A PDF of the press release announcing Gold ReSport Certification can found here. And a PDF of TrackTown12’s Sustainability Report can be found here.

White House Hosting Sports and Sustainability Forum

Big news: the Council for Responsible Sport has been invited to participate in a White House discussion on sports and sustainability! According to the invitation, this event, scheduled for Thursday, July 19th, will “celebrate the sports industry’s success in adopting more sustainable practices,” and the conversation will “focus on the economic and environmental benefits of greening the sports industry.”

 

While meeting attendees will primarily represent professional sports teams and venues, we’re pleased and honored that the Council has been offered a seat at the “table.”

 

Expect to hear a lot more about the state of sustainable sport over the next couple of weeks.

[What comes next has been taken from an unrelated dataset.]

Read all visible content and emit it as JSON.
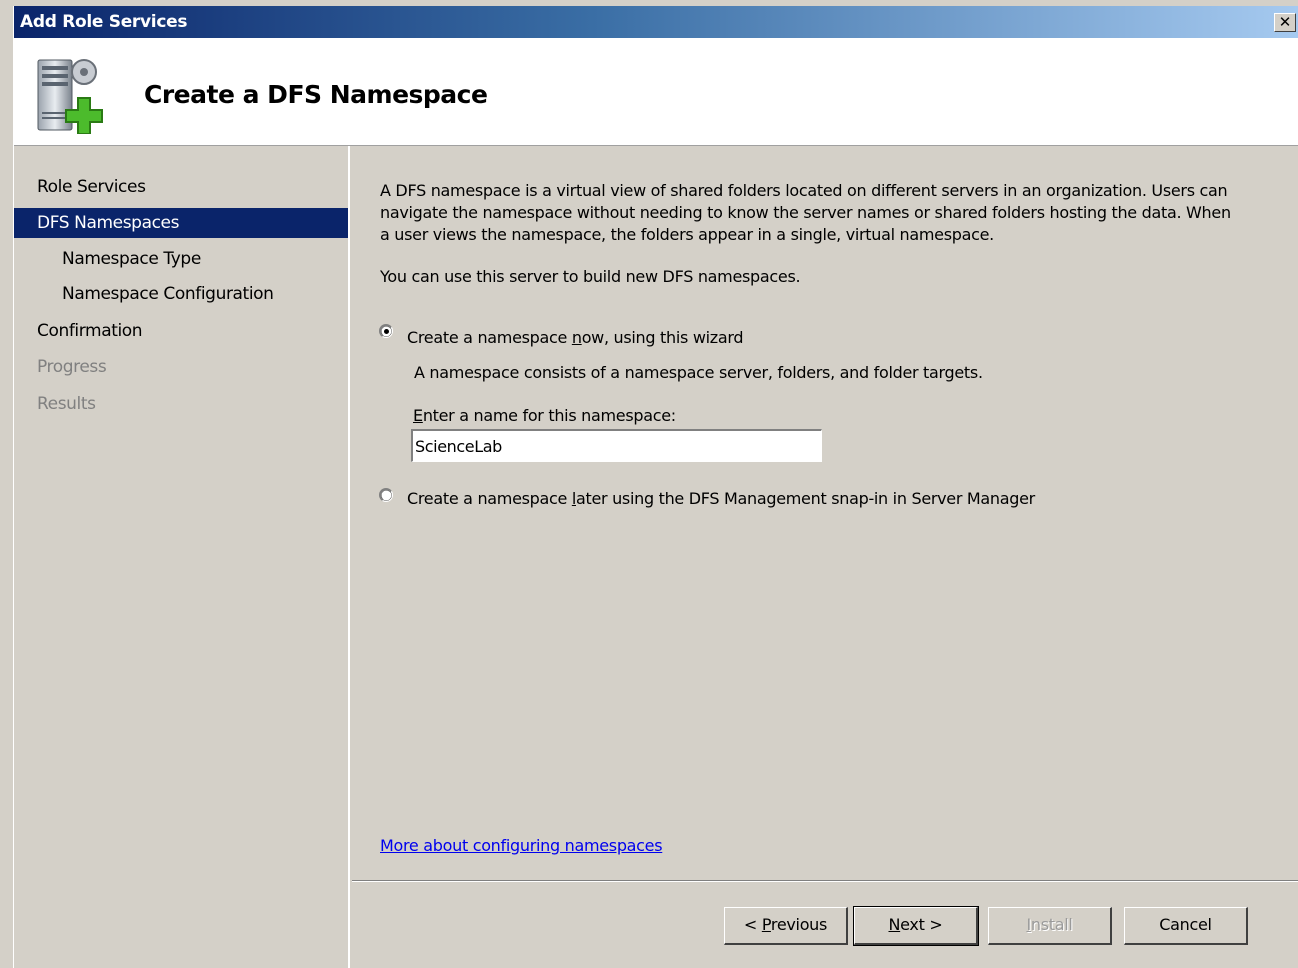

I’ll be going from Washington DC to London for the Beyond Sport Summit, which will be followed immediately by what are being touted as the greenest Olympic Games to date.

 

Stay tuned for news from the DC Sports and Sustainability Forum and the Beyond Sport Summit.

 

July 15th, 2012 | | News & Views

Dodging Diabetes Dodgeball Tournament Achieves ReSport Certification

 

As you can see in the photo above, the folks in Bethesda, Maryland take their dodgeball seriously. Dodging Diabetes organizers Anna Tiedeman Irwin and Elizabeth Kramer take the idea of staging a sustainable sports event seriously as well.

In a press release issued last week, Anna and Elizabeth had this to say about their pursuit of ReSport Certification:

“Dodging Diabetes has always, and will always be about knocking out diabetes for good,” said Dodging Diabetes Founder Anna Tiedeman Irwin. “But this year we realized we could be sustainable, too, while having a great time for a good cause. We think it is the right thing to do and we’re glad our community of dodgeballers agrees.”

“We hope that in working with the Council to obtain our certification we’ll inspire other nontraditional event organizers to pursue their own certifications,” said co-founder Elizabeth Kramer. Continue reading

July 2nd, 2012 | | Community Legacy, Innovation

Council for Responsible Sport Implements Child Protection Policy

Back in early May, Beyond Sport announced that our ReSport Certification program had made the shortlist in their Sport for the Environment awards category. In a little over four weeks, we’ll learn the judges’ final decision.

 

Win or not, our involvement in the Beyond Sport Awards application process has already made us a better organization. You see, one of the requirements of a shortlisted entry is to have a child protection policy in place.

 

Why, you ask? Well, all it takes is a glance at recent news coverage of Jerry Sandusky’s child abuse trial to see that child protection is an obligation we all have.

 

As an organization that recognizes excellence in sustainable sports event production, we’ve got to consider the protection of youth to be within our purview. After all, many of the events that apply for ReSport Certification produce events for children. Shouldn’t the Council, at least, encourage event organizers to have policies in place that protect their youth participants?

 

While we are still exploring best practices and ways to incorporate child protection language into our ReSport Certification standards, as of today, we’ve adopted a policy that will guide our thinking and govern our own practices. Our new child protection policy is available for download here.

 

June 24th, 2012 | | News & Views